- Lee, A. F. and K. Wilson (2004). “Structure–reactivity correlations in the selective aerobic oxidation of cinnamyl alcohol: in situ XAFS.” Green chemistry 6(1): 37-42. Read it online here.
- Smirnov, M. Y., et al. (2018). “An XPS Study of the Interaction of a Palladium Foil with NO 2.” Kinetics and Catalysis 59(6): 786-791. Read it online here.
- Militello, M. C. and S. J. Simko (1994). “Elemental palladium by XPS.” Surface Science Spectra 3(4): 387-394. Read it online here.
- Briggs, D. (1990). “Practical Surface Analysis second edition Vol. 1, Auger and X-ray Photoelectron Spectroscopy.” John Wiley & Sons Ltd., New York. Find it online here.
- Moulder, J. F. (1995). “Handbook of X-ray photoelectron spectroscopy.” Physical electronics: 230-232. Find it online here.
- Kim, K. S., et al. (1974). “X-ray photoelectron spectroscopic studies of palladium oxides and the palladium-oxygen electrode.” Analytical Chemistry 46(2): 197-200. Read it online here.
- Militello, M. C. and S. J. Simko (1994). “Palladium oxide (PdO) by XPS.” Surface Science Spectra 3(4): 395-401. Read it online here.
- Militello, M. C. and S. J. Simko (1994). “Palladium chloride (PdCl2) by XPS.” Surface Science Spectra 3(4): 402-409. Read it online here.
- Hyland, M. and G. Bancroft (1990). “Palladium sorption and reduction on sulphide mineral surfaces: An XPS and AES study.” Geochimica et Cosmochimica Acta 54(1): 117-130. Read it online here.
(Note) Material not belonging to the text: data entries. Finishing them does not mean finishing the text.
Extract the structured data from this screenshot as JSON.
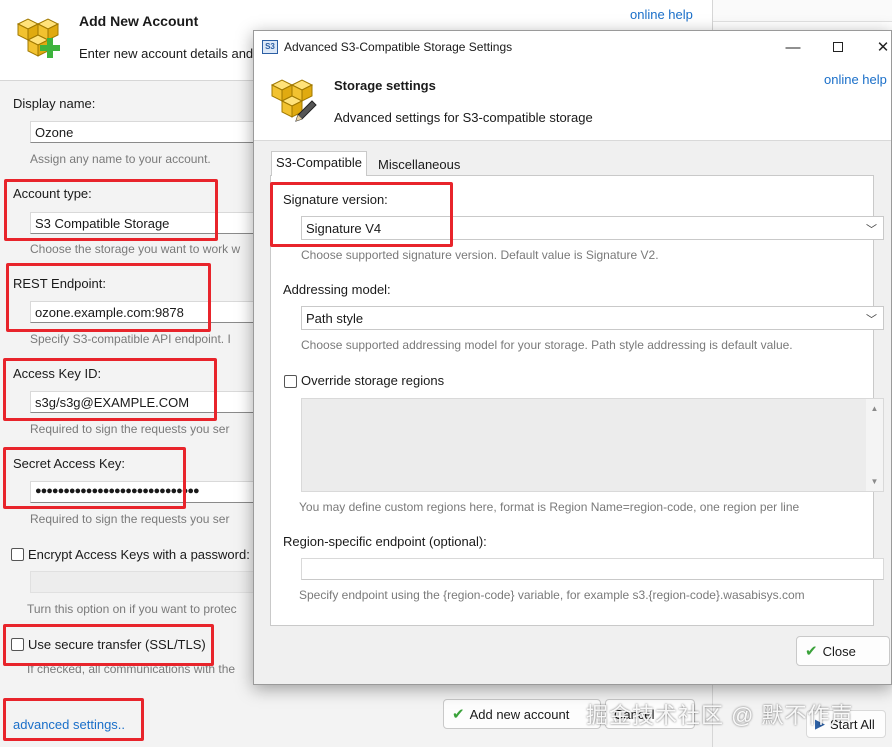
{
  "background_window": {
    "title": "Add New Account",
    "subtitle": "Enter new account details and",
    "help_link": "online help",
    "display_name": {
      "label": "Display name:",
      "value": "Ozone",
      "hint": "Assign any name to your account."
    },
    "account_type": {
      "label": "Account type:",
      "value": "S3 Compatible Storage",
      "hint": "Choose the storage you want to work w"
    },
    "rest_endpoint": {
      "label": "REST Endpoint:",
      "value": "ozone.example.com:9878",
      "hint": "Specify S3-compatible API endpoint. I"
    },
    "access_key": {
      "label": "Access Key ID:",
      "value": "s3g/s3g@EXAMPLE.COM",
      "hint": "Required to sign the requests you ser"
    },
    "secret_key": {
      "label": "Secret Access Key:",
      "value": "●●●●●●●●●●●●●●●●●●●●●●●●●●●●●",
      "hint": "Required to sign the requests you ser"
    },
    "encrypt": {
      "label": "Encrypt Access Keys with a password:",
      "hint": "Turn this option on if you want to protec"
    },
    "ssl": {
      "label": "Use secure transfer (SSL/TLS)",
      "hint": "If checked, all communications with the"
    },
    "advanced_link": "advanced settings..",
    "add_button": "Add new account",
    "cancel_button": "Cancel",
    "start_all": "Start All"
  },
  "modal": {
    "window_title": "Advanced S3-Compatible Storage Settings",
    "app_icon_text": "S3",
    "header_title": "Storage settings",
    "header_subtitle": "Advanced settings for S3-compatible storage",
    "help_link": "online help",
    "tabs": [
      {
        "label": "S3-Compatible",
        "active": true
      },
      {
        "label": "Miscellaneous",
        "active": false
      }
    ],
    "signature": {
      "label": "Signature version:",
      "value": "Signature V4",
      "hint": "Choose supported signature version. Default value is Signature V2."
    },
    "addressing": {
      "label": "Addressing model:",
      "value": "Path style",
      "hint": "Choose supported addressing model for your storage. Path style addressing is default value."
    },
    "override_regions": {
      "label": "Override storage regions",
      "hint": "You may define custom regions here, format is Region Name=region-code, one region per line"
    },
    "region_endpoint": {
      "label": "Region-specific endpoint (optional):",
      "value": "",
      "hint": "Specify endpoint using the {region-code} variable, for example s3.{region-code}.wasabisys.com"
    },
    "close_button": "Close"
  },
  "watermark": "掘金技术社区 @ 默不作声",
  "colors": {
    "highlight": "#e8242b",
    "link": "#1a6fc9",
    "accent_check": "#3aa23a"
  },
  "icons": [
    "storage-cubes-icon",
    "add-plus-icon",
    "edit-pencil-icon",
    "check-icon",
    "minimize-icon",
    "maximize-icon",
    "close-icon",
    "chevron-down-icon"
  ]
}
- Brun, M., et al. (1999). “XPS, AES and Auger parameter of Pd and PdO.” Journal of Electron Spectroscopy and Related Phenomena 104(1-3): 55-60. Read it online here.